### Dataset excerpts

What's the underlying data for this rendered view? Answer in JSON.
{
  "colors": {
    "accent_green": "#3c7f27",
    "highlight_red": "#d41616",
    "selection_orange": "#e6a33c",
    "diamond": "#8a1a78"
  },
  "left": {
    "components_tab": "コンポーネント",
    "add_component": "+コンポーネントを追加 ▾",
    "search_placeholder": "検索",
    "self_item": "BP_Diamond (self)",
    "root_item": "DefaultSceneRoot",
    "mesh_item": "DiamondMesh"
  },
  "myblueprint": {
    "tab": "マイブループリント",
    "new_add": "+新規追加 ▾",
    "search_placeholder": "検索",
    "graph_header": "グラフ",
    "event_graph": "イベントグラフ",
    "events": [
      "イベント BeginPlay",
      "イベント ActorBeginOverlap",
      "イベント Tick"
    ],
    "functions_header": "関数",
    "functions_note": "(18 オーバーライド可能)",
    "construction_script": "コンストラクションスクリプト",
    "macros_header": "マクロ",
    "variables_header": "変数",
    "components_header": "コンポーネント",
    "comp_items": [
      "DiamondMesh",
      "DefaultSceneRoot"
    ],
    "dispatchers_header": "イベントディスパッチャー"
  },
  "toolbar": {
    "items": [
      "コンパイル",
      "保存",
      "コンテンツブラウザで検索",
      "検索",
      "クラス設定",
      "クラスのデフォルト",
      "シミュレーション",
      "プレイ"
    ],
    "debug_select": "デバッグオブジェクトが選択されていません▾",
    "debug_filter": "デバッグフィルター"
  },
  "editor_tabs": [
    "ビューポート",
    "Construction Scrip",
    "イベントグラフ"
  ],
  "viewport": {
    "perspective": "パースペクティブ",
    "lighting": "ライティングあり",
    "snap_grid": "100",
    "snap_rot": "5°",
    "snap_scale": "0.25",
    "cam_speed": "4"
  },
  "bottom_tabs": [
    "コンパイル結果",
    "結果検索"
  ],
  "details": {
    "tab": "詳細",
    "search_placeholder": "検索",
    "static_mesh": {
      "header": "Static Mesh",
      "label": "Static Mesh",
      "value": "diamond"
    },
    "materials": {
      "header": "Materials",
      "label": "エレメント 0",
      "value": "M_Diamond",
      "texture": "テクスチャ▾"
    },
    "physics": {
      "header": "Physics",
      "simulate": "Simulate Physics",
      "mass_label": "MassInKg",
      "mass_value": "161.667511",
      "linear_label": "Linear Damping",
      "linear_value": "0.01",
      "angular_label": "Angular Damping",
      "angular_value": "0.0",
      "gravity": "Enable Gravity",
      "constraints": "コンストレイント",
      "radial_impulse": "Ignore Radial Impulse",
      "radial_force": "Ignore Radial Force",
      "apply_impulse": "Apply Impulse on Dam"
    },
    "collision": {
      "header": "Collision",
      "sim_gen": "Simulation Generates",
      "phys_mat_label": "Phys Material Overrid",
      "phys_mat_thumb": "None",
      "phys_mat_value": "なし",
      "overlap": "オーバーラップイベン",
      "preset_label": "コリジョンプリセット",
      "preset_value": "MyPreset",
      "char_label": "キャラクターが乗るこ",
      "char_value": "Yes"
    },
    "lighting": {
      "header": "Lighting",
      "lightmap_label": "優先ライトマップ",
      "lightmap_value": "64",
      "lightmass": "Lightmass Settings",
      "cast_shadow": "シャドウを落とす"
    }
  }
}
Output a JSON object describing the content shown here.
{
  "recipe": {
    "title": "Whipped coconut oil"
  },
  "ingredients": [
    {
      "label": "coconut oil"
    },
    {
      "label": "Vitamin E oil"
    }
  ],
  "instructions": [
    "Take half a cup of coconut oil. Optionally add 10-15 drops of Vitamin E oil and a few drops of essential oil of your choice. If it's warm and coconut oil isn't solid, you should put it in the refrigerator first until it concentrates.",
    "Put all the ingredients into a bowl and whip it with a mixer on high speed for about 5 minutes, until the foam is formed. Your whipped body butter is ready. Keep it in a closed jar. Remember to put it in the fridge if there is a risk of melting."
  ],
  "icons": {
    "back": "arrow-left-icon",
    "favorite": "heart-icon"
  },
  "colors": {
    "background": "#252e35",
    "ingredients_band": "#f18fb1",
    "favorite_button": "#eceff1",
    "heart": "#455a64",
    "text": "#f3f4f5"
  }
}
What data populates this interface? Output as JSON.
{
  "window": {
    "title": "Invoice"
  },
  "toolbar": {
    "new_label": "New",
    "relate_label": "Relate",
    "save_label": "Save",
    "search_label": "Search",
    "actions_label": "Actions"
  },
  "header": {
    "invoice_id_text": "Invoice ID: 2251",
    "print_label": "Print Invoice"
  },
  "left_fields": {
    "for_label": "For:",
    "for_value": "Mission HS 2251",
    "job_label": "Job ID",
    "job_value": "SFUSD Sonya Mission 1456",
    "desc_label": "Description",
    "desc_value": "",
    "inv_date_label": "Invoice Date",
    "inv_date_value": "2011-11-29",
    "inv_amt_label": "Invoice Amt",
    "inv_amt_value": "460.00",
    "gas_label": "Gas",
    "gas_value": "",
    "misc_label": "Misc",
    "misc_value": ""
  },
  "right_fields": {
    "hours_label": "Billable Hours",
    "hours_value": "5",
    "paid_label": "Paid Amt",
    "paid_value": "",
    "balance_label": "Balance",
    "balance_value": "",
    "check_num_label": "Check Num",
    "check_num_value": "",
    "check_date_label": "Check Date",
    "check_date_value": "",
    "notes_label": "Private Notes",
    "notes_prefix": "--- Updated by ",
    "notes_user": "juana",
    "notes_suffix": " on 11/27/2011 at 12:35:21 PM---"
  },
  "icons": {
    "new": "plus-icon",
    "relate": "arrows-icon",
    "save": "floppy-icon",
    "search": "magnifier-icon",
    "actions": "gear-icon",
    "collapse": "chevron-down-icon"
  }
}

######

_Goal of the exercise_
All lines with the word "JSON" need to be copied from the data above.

_Solution for this task_
What's the underlying data for this rendered view? Answer in JSON.
Output a JSON object describing the content shown here.
What data populates this interface? Output as JSON.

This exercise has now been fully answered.